« Reply #2 on: December 10, 2020, 08:41:54 AM »

While I have not tried one of these filters myself, I do have a few observations from the side-by-side photo comparison on that website.

Most notably the common mode choke, referred to as the REIN filter by Openreach, has fewer turns (so a lower per-leg inductance) on the faceplate than the one in the Mk4 VDSL filter. The number of turns on the VDSL Mk4 filter appears to be the same as on the VDSL Mk3 filter which I measured as having a per-leg inductance of 1.0 mH, while the filter appears to have a similar number of turns to the VDSL Mk2 filter. Back when the Mk3 came out, which differed from the Mk2 only by the increased number of turns on the REIN filter, there were a few remarks from people syncing near the full 80/20 on VDSL loosing a little sync speed when changing to the Mk3, possibly due to this new REIN filter having a little bit too much impedance at the highest VDSL frequencies (in theory this shouldn't happen for a differential mode signal passing through a common mode choke, but in reality there is some impedance). It would therefore make sense for Openreach to return to the lower inductance design for which uses higher frequencies in order to reduce this effect, particularly given that lines will be short so therefore less likely to need the improved REIN rejection of the higher inductance choke.

The other observation is that the PCB layout is different, with the variant using a (presumably) double sided board rather than wire links, and the use of SMD components for the small passives rather than through-holes. This design could potentially be better optimised for RF transmission through it, again more relevant for the higher frequencies.

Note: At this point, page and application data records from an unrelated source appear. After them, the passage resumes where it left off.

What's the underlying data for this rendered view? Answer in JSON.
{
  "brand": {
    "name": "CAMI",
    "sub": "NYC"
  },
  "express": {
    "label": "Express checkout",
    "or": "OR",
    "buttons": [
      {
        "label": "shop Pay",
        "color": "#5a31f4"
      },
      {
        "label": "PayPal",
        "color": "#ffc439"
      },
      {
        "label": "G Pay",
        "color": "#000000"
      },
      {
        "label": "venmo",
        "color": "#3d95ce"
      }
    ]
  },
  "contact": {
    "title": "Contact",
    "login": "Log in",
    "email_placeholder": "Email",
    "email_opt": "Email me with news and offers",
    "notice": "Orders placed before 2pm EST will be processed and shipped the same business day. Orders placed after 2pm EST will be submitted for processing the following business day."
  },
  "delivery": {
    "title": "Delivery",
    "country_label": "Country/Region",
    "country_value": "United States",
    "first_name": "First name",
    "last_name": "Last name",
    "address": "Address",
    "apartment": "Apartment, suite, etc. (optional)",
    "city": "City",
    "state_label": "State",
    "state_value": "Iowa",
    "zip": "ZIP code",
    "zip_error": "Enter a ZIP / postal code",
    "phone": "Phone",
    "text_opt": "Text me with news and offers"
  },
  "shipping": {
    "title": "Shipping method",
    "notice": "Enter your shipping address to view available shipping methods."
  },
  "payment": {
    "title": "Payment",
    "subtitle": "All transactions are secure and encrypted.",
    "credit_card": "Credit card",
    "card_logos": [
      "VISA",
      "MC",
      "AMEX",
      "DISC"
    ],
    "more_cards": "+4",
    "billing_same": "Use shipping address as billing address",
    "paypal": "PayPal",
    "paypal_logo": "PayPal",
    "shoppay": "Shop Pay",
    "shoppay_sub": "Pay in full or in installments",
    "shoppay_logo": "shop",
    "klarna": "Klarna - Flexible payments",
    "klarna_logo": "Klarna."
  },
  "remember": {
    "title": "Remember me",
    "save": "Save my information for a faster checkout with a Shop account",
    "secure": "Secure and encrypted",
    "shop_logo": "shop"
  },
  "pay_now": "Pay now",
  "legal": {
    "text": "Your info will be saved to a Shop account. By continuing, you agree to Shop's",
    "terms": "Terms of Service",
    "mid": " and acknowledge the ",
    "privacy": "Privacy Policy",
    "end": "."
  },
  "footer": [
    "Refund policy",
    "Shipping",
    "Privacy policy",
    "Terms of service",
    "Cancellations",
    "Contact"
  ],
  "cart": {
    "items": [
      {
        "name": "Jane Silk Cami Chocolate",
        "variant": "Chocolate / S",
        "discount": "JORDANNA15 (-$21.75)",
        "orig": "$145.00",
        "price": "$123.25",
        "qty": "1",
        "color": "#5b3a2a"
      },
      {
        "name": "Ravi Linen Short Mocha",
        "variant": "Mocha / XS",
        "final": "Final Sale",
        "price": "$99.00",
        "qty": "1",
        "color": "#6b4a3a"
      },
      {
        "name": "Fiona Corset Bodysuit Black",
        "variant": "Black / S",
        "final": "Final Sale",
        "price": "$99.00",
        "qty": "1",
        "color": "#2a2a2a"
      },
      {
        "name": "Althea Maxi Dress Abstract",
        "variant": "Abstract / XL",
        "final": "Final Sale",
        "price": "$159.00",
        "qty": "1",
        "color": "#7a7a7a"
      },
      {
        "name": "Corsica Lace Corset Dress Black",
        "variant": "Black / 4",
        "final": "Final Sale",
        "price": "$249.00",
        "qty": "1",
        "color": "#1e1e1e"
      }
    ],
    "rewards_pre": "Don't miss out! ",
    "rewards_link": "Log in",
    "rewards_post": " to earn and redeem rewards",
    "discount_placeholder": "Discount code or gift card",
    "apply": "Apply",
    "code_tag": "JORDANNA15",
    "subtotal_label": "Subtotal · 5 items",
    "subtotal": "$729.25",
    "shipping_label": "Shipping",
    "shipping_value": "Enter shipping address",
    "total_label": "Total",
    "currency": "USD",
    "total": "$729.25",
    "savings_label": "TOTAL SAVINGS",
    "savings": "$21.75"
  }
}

It is hard to make out under the green soldermask, but the PCB material does not appear to be the same texture as the (cheap) paper-laminate type used on the VDSL, it could possibly be FR4. This may be for some manufacturing reason for the double sided board, but could also be for RF reasons as some PCB materials have more tightly defined dielectric constants than others and smaller loss tangent. For example, I often use Rogers RO4003C material for high frequency interconnect board designs at work due to these improved properties (though the filter almost certainly doesn't use this as it's very expensive).